Republican legislators in Indiana have proposed changes to the state’s controversial new Religious Freedom Restoration Act that would bar discrimination based on gender identity and sexual orientation, the Associated Press reports.
The amendment would also bar discrimination by private businesses based on race, color, religion, ancestry, age, national origin, disability, sex, sexual orientation, gender identity or United States military service.
The changes come amidst increasing vocal opposition to the state’s new law, signed by Republican Gov. Mike Pence.
But not all groups are happy.
Eric Miller, CEO of Advance America, a group that backs the current bill, denounced the move in a statement.
“The Indiana General Assembly should not destroy in less than 36 hours the Religious Freedom Restoration Act that took over 65 days to go through the legislative process earlier this year,” Miller stated. “The proposed change to Indiana’s Religious Freedom Restoration Act is not a ‘fix’ but a hammer to destroy religious freedom for Hoosiers around the state – and it was all done behind closed doors!”
Miller added if the amendment passed, it would discriminate against “Christian bakers, florists and photographers [who] would no longer have the benefit of Indiana law to help protect them from being forced by the government to participate in a homosexual wedding.”
Others opposed it for different reasons.
“This bill reduces the threat but is far less than this situation requires. It recognizes there are problems, but does not fix it as LGBT Hoosiers and others urgently need. Now that there’s broad public understanding that gay and transgender people in much of Indiana are terribly vulnerable to arbitrary discrimination by businesses, refusal of housing, and being fired just for being who they are — and even Gov. Pence has agreed that that is wrong — that unacceptable situation requires a full solution,” said Jennifer C. Pizer, national director of Lambda Legal’s Law and Policy Project, in a statement.
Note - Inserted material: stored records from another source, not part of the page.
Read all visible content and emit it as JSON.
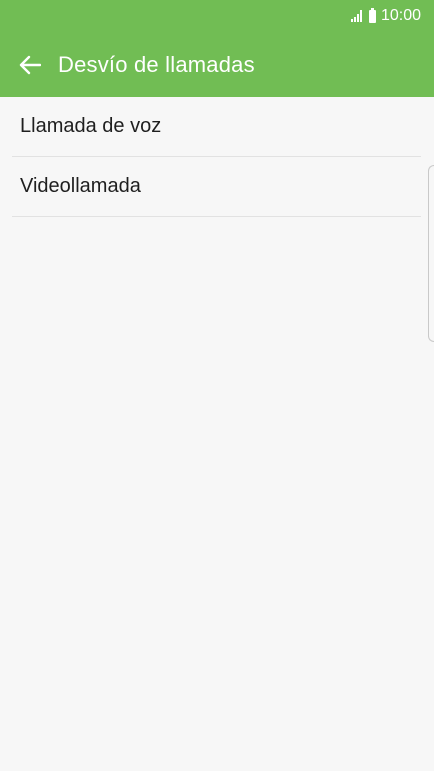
{
  "status_bar": {
    "time": "10:00",
    "icons": [
      "signal-icon",
      "battery-icon"
    ]
  },
  "app_bar": {
    "back_icon": "arrow-left-icon",
    "title": "Desvío de llamadas",
    "background_color": "#71bd54",
    "text_color": "#ffffff"
  },
  "list": {
    "items": [
      {
        "label": "Llamada de voz"
      },
      {
        "label": "Videollamada"
      }
    ]
  }
}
Pizer was joined by the Human Rights Campaign and more than 70 CEOs of technology companies in calling for changing, or outright scrapping, the bill.
“Though this legislation is certainly a step back from the cliff, this fight is not over until every person in Indiana is fully equal under the law. At the federal level and in all 50 states, the time has come in this country for comprehensive legal non-discrimination protections for LGBT people that cannot be undermined,” HRC President Chad Griffin said in a statement.
“If anything can be learned from the battle for fairness and equality in Indiana, Arkansas, and other states, it’s that LGBT people deserve to be protected from unjust discrimination,” said Max Levchin, CEO of Affirm, and the organizer of the joint statement with other CEOs. “We are proud to stand on the side of liberty and justice and call on all legislatures to add sexual orientation and gender identity as protected classes in non-discrimination protections. This will ensure that no one faces discrimination while everyone preserves their right to live out their faith.”